**Problem description**:
Using the material below, write out every entry exactly.

**Entries provided**:
----------------------------------------
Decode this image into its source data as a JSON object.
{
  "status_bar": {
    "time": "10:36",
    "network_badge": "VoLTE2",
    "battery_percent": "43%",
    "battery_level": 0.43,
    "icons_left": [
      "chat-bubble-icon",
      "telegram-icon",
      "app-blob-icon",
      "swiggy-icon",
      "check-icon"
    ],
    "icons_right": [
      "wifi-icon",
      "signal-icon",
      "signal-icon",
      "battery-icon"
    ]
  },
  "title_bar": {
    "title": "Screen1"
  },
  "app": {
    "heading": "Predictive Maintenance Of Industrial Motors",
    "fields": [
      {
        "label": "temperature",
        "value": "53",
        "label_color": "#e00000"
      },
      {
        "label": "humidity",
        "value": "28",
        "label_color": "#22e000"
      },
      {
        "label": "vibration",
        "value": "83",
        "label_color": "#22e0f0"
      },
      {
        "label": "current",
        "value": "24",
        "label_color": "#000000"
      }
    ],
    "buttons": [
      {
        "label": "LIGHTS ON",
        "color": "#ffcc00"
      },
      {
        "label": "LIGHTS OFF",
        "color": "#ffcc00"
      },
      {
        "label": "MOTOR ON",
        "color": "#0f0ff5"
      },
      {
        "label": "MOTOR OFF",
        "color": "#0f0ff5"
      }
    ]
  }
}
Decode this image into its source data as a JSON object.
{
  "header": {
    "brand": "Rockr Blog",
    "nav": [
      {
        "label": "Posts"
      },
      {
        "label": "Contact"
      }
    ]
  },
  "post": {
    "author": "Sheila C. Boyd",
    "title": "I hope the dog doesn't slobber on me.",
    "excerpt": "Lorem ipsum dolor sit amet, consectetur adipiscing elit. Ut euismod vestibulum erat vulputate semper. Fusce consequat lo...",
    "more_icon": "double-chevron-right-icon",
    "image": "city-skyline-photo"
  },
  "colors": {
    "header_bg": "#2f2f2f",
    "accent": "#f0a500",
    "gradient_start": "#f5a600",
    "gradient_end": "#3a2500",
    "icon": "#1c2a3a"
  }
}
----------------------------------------
**Output of the exercise**:
Decode this image into its source data as a JSON object.
{
  "status_bar": {
    "time": "10:36",
    "network_badge": "VoLTE2",
    "battery_percent": "43%",
    "battery_level": 0.43,
    "icons_left": [
      "chat-bubble-icon",
      "telegram-icon",
      "app-blob-icon",
      "swiggy-icon",
      "check-icon"
    ],
    "icons_right": [
      "wifi-icon",
      "signal-icon",
      "signal-icon",
      "battery-icon"
    ]
  },
  "title_bar": {
    "title": "Screen1"
  },
  "app": {
    "heading": "Predictive Maintenance Of Industrial Motors",
    "fields": [
      {
        "label": "temperature",
        "value": "53",
        "label_color": "#e00000"
      },
      {
        "label": "humidity",
        "value": "28",
        "label_color": "#22e000"
      },
      {
        "label": "vibration",
        "value": "83",
        "label_color": "#22e0f0"
      },
      {
        "label": "current",
        "value": "24",
        "label_color": "#000000"
      }
    ],
    "buttons": [
      {
        "label": "LIGHTS ON",
        "color": "#ffcc00"
      },
      {
        "label": "LIGHTS OFF",
        "color": "#ffcc00"
      },
      {
        "label": "MOTOR ON",
        "color": "#0f0ff5"
      },
      {
        "label": "MOTOR OFF",
        "color": "#0f0ff5"
      }
    ]
  }
}
Decode this image into its source data as a JSON object.
{
  "header": {
    "brand": "Rockr Blog",
    "nav": [
      {
        "label": "Posts"
      },
      {
        "label": "Contact"
      }
    ]
  },
  "post": {
    "author": "Sheila C. Boyd",
    "title": "I hope the dog doesn't slobber on me.",
    "excerpt": "Lorem ipsum dolor sit amet, consectetur adipiscing elit. Ut euismod vestibulum erat vulputate semper. Fusce consequat lo...",
    "more_icon": "double-chevron-right-icon",
    "image": "city-skyline-photo"
  },
  "colors": {
    "header_bg": "#2f2f2f",
    "accent": "#f0a500",
    "gradient_start": "#f5a600",
    "gradient_end": "#3a2500",
    "icon": "#1c2a3a"
  }
}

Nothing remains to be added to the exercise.